In the fast-paced and dynamic world of healthcare, the role of a unit secretary is crucial for the smooth functioning of medical units. Unit secretaries serve as the communication hub, connecting patients, healthcare professionals, and administrative staff. In this article, we will delve into the job description, responsibilities, and necessary skills for a unit secretary, shedding light on the essential role they play in healthcare settings.
As an administrative professional in a healthcare facility, such as a hospital or clinic, a unit secretary carries out a diverse range of tasks that contribute to the effective operation of the unit. Let’s explore the key duties and responsibilities associated with this role.
Duties and Responsibilities
Answering and Directing Phone Calls
- Manage incoming calls, provide information, and direct calls to the appropriate staff members.
Managing Patient Admissions and Discharges
- Assist in admitting and discharging patients, ensuring accurate completion of paperwork and necessary documentation.

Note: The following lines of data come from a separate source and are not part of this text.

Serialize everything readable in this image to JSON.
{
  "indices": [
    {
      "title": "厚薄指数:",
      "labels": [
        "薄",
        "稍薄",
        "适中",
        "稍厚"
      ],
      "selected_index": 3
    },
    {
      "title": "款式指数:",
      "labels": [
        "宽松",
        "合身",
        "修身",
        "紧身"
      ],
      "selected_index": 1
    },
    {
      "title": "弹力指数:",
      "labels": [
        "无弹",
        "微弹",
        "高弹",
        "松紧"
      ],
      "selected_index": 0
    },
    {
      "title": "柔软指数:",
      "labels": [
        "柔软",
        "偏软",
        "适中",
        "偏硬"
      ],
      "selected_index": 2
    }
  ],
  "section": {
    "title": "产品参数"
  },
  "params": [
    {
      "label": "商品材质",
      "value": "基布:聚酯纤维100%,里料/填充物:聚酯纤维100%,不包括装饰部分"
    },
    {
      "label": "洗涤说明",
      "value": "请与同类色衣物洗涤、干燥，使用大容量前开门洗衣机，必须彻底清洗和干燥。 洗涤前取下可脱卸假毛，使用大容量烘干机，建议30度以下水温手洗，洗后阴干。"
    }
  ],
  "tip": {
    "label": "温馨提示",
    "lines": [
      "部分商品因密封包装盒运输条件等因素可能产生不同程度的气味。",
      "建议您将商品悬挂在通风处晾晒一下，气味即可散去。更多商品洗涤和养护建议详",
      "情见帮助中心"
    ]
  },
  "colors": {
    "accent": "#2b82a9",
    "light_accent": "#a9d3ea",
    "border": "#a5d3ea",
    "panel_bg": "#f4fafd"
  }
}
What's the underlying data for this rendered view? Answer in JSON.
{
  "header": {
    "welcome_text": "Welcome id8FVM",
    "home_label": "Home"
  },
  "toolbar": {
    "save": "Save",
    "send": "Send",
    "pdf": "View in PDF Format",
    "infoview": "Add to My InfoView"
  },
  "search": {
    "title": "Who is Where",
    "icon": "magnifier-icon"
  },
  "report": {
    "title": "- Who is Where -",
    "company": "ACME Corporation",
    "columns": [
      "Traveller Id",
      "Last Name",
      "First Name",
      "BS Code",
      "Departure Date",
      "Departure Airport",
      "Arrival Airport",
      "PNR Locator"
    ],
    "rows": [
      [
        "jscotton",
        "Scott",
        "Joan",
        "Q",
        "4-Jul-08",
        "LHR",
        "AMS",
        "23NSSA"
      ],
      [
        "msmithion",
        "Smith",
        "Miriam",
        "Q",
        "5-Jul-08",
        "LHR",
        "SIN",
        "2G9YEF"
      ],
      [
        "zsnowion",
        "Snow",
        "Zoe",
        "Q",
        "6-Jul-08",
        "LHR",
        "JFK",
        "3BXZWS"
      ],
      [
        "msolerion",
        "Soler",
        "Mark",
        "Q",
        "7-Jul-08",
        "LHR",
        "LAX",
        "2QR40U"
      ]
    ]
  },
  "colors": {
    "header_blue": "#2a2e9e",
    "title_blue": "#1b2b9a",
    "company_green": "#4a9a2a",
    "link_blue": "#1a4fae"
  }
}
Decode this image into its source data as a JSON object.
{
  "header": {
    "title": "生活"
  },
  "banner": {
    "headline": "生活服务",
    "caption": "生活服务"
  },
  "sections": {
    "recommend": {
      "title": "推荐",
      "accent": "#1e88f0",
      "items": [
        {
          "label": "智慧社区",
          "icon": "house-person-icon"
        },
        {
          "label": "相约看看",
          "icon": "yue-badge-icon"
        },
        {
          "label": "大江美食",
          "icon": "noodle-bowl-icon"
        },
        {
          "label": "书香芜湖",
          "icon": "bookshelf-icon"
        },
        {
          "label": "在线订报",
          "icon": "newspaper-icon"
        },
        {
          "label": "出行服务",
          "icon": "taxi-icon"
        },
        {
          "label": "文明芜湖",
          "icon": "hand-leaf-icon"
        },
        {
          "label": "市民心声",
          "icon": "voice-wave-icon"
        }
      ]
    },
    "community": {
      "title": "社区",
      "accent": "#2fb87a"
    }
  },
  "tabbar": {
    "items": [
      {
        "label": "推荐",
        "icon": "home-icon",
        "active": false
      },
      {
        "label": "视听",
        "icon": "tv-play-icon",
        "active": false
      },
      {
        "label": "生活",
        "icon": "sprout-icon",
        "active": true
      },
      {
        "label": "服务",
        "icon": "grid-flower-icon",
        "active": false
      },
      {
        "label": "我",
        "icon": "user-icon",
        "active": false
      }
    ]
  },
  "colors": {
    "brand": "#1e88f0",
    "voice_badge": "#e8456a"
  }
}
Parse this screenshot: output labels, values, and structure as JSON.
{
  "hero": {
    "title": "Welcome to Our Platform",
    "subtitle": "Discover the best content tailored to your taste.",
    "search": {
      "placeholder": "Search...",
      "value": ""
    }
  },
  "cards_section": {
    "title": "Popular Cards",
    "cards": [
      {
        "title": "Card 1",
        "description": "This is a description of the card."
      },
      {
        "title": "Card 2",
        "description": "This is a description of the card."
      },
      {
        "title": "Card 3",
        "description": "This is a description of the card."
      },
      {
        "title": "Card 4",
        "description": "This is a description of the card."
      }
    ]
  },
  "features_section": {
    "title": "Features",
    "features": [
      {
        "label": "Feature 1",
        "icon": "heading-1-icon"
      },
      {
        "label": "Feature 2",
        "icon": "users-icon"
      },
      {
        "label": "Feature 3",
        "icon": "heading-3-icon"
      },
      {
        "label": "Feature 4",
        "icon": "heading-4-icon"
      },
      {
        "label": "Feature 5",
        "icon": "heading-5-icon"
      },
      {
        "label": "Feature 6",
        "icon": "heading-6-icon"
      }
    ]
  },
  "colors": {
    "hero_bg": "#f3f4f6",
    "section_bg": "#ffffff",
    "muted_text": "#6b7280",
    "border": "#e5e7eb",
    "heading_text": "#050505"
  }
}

Scheduling Appointments and Procedures
- Coordinate patient appointments and procedures, collaborating with different departments to schedule required tests or consultations.
Maintaining Patient Records and Charts
- Update and organize patient records and charts, ensuring accessibility and accuracy of information.
Transcribing Medical Orders and Notes
- Accurately transcribe medical orders and notes from physicians and other healthcare providers.
Assisting with Inventory Management
- Help manage and track medical supplies, ensuring appropriate stock levels are maintained.
Collaborating with Healthcare Team Members
- Foster effective collaboration with nurses, doctors, and other healthcare professionals to facilitate smooth workflow and communication within the unit.
Unit Secretary Responsibilities
Unit secretaries carry out several key responsibilities that contribute to the efficiency of healthcare units. Let’s explore these responsibilities in more detail:
Communication and Coordination
- Serve as a vital communication link between patients, their families, and healthcare providers.
- Relay information, answer queries, and ensure accurate and timely message delivery.
Organization and Documentation
- Maintain organized patient records and charts, ensuring proper documentation and record-keeping.
- Schedule appointments, manage paperwork related to admissions and discharges, and ensure efficient organization of administrative tasks.
- Provide valuable administrative support to the healthcare team.
- Assist with tasks such as transcribing medical orders, managing inventory, and coordinating unit activities.
Unit Secretary Requirements and Skills
To thrive in the role of a unit secretary, certain requirements and skills are necessary. Let’s explore them in detail:
Education and Certification
- A high school diploma or equivalent is typically required for this role.
- Some employers may prefer candidates with additional certifications in medical office administration or related fields.
Experience and Training
- Prior experience in a healthcare or administrative role is beneficial.
- On-the-job training is often provided to familiarize unit secretaries with specific policies and procedures.
- Proficiency in basic computer skills, including word processing software, spreadsheets, and electronic medical record systems.
- Familiarity with office equipment such as fax machines and printers.
- Strong communication skills to effectively interact with patients, families, and healthcare professionals.
- Excellent organizational skills and attention to detail to manage paperwork and maintain accurate records.
- Strong multitasking abilities to handle multiple responsibilities simultaneously.
Attention to Detail and Multitasking Abilities
- Paying close attention to detail to accurately transcribe medical orders, maintain precise patient records, and schedule appointments.
- Demonstrating effective multitasking abilities to handle phone calls, administrative tasks, and patient inquiries simultaneously.